EXERCISE DIRECTIONS:
Copy, in full, each line of the material that holds the word "Monkey".
[TASK INPUTS Boundary: Start]
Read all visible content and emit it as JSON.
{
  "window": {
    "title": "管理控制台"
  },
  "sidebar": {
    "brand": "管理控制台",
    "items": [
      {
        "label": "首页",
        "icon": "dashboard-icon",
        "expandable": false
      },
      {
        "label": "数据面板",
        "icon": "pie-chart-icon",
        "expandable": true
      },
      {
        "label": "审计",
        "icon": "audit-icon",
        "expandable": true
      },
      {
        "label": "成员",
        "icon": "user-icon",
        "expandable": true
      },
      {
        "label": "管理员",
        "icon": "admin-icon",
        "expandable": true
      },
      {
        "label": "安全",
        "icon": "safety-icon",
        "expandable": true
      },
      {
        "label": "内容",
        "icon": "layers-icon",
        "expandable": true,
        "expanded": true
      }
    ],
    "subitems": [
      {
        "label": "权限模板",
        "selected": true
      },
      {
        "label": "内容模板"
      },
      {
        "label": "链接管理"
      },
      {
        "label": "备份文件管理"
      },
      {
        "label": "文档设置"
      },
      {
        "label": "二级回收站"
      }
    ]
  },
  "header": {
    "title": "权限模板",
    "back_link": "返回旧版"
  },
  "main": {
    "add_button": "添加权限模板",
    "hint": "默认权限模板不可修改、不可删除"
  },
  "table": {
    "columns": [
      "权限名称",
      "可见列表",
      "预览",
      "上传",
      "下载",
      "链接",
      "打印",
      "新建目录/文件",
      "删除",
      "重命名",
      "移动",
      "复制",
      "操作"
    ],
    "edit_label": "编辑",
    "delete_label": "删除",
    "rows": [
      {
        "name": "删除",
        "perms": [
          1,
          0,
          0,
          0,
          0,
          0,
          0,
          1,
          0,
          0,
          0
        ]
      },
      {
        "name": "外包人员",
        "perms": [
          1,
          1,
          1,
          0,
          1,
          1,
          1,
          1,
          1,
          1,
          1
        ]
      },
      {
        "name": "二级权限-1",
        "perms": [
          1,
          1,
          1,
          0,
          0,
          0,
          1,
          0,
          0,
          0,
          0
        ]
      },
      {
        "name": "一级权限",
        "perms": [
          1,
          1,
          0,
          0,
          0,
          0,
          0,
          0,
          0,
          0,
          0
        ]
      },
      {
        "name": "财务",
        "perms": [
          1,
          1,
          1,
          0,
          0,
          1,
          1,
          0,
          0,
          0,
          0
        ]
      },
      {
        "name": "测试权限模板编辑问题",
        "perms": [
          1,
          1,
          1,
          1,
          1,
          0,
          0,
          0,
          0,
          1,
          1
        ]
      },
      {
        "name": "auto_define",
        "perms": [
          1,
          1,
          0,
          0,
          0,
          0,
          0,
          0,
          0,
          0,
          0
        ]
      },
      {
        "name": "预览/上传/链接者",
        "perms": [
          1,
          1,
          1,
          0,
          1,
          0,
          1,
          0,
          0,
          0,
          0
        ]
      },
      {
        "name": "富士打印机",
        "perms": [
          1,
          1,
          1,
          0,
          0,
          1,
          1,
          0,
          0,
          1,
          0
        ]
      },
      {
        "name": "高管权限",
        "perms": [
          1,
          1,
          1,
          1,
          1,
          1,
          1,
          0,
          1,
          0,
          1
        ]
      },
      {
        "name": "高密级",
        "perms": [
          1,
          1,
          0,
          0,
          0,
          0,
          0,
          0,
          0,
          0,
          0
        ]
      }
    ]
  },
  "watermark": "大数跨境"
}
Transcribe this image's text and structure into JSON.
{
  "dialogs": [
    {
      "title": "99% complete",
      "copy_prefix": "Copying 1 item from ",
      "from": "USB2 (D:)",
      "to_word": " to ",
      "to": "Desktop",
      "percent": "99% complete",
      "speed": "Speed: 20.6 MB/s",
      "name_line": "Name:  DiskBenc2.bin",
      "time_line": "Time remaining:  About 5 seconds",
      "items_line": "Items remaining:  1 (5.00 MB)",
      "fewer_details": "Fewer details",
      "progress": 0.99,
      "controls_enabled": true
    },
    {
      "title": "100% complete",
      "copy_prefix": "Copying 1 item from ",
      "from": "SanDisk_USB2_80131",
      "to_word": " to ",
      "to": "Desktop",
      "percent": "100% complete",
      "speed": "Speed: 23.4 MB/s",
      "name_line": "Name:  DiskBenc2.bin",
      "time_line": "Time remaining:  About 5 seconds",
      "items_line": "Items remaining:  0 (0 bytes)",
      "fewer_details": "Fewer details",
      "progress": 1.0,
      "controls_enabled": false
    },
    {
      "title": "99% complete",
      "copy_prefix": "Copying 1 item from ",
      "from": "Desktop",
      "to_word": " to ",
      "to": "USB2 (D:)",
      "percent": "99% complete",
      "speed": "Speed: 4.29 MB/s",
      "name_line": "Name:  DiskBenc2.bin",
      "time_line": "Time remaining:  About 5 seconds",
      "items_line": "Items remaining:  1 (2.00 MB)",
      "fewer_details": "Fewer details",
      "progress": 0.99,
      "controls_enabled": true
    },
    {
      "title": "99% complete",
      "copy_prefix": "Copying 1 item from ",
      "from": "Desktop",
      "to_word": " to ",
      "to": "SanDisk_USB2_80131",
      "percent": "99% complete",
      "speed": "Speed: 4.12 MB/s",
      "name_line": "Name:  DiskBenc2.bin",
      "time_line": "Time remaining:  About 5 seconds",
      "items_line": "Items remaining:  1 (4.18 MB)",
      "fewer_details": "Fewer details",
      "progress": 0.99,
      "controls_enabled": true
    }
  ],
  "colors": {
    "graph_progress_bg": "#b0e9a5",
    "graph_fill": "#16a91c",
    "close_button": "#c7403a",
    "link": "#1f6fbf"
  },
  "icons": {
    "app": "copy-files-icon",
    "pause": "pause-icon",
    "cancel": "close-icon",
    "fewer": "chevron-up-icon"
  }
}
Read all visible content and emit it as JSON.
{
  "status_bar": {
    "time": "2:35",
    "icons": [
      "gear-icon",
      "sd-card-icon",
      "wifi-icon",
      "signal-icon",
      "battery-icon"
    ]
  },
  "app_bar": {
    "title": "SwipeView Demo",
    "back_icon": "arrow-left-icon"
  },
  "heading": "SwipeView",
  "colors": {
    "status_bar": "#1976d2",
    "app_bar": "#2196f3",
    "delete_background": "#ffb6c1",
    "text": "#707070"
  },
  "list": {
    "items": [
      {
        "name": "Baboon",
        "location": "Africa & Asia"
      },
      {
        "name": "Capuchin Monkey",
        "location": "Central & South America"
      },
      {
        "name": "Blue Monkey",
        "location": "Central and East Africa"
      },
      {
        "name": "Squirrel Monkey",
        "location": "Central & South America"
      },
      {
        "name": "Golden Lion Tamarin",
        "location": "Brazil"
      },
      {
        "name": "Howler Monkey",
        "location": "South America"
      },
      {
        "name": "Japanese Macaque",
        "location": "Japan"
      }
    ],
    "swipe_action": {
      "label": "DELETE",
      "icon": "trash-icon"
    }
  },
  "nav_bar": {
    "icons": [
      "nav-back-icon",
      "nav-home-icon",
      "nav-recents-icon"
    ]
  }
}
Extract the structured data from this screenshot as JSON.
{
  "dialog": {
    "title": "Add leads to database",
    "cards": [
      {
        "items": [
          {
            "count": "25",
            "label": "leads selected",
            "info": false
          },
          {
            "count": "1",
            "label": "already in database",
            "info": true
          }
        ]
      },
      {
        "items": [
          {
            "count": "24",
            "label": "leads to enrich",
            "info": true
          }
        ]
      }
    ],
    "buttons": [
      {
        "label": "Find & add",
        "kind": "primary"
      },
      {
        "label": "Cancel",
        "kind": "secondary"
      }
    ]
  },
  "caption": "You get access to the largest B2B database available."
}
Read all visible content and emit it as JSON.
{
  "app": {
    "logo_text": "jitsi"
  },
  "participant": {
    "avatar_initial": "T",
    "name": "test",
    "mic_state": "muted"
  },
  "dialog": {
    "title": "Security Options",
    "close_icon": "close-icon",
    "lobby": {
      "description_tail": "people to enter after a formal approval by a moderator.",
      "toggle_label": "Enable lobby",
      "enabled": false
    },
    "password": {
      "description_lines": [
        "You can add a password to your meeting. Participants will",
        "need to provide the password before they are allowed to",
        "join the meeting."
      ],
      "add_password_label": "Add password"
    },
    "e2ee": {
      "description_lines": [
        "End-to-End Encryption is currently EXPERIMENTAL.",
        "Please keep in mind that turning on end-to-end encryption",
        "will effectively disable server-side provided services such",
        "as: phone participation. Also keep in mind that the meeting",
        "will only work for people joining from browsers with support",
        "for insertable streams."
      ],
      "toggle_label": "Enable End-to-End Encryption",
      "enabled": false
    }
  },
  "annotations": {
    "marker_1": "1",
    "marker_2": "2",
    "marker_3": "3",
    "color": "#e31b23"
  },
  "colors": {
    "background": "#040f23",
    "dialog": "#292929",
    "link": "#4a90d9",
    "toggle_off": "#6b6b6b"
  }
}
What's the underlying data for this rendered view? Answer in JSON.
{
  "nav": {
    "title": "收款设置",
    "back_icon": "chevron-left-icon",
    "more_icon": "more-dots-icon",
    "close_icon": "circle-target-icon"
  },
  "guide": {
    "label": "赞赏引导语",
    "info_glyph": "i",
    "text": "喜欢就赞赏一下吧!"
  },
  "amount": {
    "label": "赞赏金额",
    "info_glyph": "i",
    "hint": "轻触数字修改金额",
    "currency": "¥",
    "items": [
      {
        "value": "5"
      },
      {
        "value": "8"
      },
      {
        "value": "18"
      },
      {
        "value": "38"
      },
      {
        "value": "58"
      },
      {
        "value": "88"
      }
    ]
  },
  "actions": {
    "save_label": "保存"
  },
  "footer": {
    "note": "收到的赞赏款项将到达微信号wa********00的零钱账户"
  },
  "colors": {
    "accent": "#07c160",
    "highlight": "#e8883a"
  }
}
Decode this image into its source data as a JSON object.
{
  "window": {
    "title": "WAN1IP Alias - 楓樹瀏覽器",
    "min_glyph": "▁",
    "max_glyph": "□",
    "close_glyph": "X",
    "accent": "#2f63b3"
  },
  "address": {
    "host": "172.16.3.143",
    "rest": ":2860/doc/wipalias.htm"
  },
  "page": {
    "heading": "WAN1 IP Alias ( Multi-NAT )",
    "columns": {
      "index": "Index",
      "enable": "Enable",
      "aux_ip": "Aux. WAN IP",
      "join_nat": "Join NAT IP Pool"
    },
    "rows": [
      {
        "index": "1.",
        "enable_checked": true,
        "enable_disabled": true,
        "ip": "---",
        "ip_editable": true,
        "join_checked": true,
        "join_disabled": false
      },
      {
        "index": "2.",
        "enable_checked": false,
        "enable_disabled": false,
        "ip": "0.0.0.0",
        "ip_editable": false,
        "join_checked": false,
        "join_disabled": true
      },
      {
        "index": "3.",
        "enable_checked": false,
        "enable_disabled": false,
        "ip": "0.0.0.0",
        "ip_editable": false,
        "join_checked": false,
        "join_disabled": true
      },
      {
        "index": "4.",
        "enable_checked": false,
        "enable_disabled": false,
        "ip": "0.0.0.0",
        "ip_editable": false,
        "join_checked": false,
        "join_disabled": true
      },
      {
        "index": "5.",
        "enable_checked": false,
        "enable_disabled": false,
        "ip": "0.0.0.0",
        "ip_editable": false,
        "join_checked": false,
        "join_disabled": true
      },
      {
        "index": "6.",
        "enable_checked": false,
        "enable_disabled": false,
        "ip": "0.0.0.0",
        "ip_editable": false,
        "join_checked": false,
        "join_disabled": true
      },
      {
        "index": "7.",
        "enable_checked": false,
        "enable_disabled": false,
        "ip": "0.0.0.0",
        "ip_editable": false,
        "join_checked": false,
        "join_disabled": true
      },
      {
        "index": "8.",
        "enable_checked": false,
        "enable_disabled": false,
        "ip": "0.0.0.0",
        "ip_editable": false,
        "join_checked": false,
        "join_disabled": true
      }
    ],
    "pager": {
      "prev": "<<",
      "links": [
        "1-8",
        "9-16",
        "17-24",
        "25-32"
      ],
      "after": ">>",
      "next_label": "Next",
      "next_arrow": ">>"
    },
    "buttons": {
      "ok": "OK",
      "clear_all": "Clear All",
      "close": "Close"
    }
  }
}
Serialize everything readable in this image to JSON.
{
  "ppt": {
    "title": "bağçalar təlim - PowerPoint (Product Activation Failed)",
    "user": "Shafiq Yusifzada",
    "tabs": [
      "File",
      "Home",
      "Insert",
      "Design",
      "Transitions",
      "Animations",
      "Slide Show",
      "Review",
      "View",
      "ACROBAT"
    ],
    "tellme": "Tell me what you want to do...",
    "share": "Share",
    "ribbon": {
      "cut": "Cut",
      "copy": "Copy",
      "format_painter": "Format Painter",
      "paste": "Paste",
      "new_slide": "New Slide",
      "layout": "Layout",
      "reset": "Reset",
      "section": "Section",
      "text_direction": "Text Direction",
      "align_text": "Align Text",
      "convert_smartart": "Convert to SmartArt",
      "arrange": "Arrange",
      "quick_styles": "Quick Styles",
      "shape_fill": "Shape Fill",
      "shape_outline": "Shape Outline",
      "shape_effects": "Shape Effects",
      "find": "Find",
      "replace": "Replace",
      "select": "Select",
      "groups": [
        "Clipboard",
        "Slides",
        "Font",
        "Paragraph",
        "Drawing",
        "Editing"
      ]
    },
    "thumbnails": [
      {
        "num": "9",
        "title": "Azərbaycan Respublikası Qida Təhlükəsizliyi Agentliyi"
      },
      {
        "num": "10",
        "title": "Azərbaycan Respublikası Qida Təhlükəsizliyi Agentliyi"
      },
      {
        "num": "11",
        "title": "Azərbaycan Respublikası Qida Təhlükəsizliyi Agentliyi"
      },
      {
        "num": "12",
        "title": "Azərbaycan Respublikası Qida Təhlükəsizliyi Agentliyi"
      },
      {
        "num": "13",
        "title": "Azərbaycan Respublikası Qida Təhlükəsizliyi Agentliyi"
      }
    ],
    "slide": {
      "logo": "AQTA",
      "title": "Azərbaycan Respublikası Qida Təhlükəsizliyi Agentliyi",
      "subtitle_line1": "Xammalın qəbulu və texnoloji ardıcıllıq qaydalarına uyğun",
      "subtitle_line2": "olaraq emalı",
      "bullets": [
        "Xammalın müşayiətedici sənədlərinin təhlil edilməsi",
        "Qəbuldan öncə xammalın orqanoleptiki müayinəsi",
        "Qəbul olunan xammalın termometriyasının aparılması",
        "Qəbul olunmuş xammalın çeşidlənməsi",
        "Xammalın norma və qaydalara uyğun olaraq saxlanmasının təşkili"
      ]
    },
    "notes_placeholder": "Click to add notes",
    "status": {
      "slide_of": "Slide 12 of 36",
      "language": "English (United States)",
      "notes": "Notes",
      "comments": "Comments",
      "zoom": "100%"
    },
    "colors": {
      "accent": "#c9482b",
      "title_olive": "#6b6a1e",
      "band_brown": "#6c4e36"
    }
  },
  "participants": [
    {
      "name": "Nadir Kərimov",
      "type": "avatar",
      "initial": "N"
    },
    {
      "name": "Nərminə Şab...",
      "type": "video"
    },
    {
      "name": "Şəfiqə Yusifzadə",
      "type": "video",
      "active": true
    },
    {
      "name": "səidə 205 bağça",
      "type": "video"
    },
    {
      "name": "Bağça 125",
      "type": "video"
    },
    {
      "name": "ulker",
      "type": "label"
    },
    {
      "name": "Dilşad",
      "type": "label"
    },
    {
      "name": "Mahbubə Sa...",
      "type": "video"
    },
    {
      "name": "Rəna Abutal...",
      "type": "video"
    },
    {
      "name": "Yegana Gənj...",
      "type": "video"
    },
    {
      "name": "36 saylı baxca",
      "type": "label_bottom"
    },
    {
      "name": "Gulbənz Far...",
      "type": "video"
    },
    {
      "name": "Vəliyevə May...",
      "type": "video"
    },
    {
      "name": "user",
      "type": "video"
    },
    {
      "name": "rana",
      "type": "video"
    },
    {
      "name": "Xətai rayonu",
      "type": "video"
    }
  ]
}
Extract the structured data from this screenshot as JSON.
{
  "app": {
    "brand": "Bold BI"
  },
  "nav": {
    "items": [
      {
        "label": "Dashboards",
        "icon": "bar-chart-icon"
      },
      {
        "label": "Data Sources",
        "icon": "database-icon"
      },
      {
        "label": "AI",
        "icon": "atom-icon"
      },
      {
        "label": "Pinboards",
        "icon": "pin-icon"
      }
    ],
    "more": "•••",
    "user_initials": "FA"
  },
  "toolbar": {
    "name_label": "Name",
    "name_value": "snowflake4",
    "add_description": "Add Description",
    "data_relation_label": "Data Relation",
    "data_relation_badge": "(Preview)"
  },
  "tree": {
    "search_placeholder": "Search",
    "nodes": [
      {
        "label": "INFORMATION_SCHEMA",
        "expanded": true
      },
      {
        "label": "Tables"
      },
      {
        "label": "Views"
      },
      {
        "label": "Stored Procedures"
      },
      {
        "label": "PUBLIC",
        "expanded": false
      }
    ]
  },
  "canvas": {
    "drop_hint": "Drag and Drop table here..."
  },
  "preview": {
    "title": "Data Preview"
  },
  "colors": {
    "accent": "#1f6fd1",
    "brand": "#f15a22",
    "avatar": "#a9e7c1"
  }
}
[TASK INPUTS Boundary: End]
EXPECTED ANSWER:
        "name": "Capuchin Monkey",
        "name": "Blue Monkey",
        "name": "Squirrel Monkey",
        "name": "Howler Monkey",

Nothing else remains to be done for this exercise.